‘Why don’t they make more films like True Grit?’ Kruger asked me. ‘That was a splendid film, and we could pass it right away. Rolling grass, and a good fellow like John Wayne.’ I gathered that Kruger looked on John Wayne as a sort of honorary Afrikaner.”
South Africa: Civilizations in Conflict, Jim Hoagland, George Allen & Unwin Ltd., 1973

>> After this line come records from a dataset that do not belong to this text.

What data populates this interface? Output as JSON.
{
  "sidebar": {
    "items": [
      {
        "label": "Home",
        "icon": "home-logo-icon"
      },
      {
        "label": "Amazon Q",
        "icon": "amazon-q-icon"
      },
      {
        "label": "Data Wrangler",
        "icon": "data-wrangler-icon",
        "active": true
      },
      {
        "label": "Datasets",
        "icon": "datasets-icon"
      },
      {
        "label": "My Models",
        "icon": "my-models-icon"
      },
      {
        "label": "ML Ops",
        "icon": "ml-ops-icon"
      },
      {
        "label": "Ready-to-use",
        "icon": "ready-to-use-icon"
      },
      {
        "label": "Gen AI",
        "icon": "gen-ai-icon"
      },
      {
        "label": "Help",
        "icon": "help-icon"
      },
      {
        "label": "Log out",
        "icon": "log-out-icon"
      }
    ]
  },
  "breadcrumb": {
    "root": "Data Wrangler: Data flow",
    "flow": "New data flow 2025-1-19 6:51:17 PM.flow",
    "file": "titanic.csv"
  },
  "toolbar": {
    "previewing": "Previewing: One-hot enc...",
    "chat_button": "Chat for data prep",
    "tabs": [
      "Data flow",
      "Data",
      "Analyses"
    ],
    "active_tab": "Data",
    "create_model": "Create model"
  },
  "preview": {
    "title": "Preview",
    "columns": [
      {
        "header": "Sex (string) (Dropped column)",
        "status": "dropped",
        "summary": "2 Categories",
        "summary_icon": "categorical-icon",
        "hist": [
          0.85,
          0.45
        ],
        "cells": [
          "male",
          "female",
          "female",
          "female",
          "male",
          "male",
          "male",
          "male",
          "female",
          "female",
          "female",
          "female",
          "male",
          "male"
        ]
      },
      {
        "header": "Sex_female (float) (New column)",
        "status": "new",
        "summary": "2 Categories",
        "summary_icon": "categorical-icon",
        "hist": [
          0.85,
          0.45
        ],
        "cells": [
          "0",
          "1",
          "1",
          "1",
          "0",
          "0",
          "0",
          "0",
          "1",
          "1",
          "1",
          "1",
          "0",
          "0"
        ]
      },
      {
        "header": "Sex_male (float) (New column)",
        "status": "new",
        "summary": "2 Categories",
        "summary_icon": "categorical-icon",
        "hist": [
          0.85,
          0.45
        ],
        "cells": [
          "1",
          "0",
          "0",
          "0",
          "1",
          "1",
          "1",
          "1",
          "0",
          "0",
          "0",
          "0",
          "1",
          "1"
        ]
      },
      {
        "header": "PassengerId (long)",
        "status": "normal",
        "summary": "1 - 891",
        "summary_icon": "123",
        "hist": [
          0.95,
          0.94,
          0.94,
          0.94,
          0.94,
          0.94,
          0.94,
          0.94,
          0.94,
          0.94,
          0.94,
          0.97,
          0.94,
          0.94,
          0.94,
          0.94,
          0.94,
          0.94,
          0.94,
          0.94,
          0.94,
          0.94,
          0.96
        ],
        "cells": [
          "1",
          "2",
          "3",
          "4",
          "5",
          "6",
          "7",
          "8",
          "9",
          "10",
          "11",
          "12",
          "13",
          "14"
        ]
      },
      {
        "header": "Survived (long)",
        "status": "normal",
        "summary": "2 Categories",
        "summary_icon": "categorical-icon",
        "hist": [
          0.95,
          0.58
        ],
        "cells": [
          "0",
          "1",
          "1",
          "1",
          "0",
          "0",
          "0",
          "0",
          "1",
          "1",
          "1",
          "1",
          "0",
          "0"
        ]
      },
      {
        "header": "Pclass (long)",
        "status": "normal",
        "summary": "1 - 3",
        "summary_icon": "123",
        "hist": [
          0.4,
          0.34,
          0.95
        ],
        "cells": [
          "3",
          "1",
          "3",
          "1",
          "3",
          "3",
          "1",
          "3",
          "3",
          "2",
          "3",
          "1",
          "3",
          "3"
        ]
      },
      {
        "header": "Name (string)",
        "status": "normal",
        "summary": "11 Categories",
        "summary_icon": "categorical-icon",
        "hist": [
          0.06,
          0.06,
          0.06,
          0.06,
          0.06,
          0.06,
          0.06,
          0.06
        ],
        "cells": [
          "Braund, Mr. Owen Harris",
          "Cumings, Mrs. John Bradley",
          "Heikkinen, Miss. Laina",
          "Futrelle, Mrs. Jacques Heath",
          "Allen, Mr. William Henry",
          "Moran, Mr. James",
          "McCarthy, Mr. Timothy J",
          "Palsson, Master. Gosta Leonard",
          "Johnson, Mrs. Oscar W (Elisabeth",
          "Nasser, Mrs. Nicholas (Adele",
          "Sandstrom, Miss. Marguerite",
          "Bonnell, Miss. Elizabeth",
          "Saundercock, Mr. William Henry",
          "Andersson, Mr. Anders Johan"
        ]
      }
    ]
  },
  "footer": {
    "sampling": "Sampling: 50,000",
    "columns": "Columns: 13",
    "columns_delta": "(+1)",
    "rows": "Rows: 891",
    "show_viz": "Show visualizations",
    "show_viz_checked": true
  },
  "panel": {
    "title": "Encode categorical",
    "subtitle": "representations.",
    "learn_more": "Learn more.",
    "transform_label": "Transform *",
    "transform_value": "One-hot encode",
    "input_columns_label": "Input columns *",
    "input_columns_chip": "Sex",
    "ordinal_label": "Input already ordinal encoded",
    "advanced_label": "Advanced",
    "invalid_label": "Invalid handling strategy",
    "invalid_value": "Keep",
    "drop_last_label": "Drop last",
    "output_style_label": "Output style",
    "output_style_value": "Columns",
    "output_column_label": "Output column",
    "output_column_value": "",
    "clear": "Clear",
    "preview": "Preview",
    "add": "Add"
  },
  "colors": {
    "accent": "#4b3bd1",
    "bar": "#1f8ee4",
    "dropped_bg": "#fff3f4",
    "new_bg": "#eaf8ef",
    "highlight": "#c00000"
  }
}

“Charlie Chaplin. He is of an agreeable exterior. He has a neat figure, admirably proportioned; his hands and feet are well shaped and small. His features are good, the nose rather large, the mouth expressive and the eyes fine. His dark hair, touched with white, is waving and abundant. His movements are singularly graceful. He is shy. His speech has in it still a hint of the Cockney of his early youth. His spirits are ebullient. In a company in which he feels himself at ease he will play the fool with a delightful abandon. His invention is fertile, his vivacity unfailing, and he has a pleasant gift of mimicry: without knowing a word of French or Spanish he will imitate persons speaking in one or the other of those languages with a humorous accuracy which is wildly diverting. He will extemporize dialogues between a couple of women in the Lambeth slums which are at once grotesque and moving. Like all humour they depend on a close observation and their realism with all its implications, is tragic; for they suggest too near an acquaintance with poverty and squalor…
… His fun is simple and sweet and spontaneous. And yet all the time you have a feeling that at the back of it all is a profound melancholy. He is a creature of moods and it dos not require his facetious assertion: ‘Gee I had such a fit of the blues last night I didn’t hardly know what to do with myself’ to warn you that his humour is lined with sadness. He does not give you the impression of a happy man. I have a notion that he suffers from a nostalgia of the slums. The celebrity he enjoys, his wealth, imprison him in a way of life which he finds only constraint. I think he looks back to the freedom of his struggling youth, with its poverty and bitter privation, with a longing which knows it can never be satisfied…
…One night I walked with him in Los Angeles and presently our steps took us into the poorest quarter of the city. There were sordid tenement houses and shabby, gaudy shops in which are sold the various goods that the poor buy from day to day. His face lit up and a buoyant tone came into his voice and he exclaimed: ‘Say, this is the real life, isn’t it? All the rest is just sham.'”
W. Somerset Maugham, A Writer’s Notebook , Penguin Books, 1949.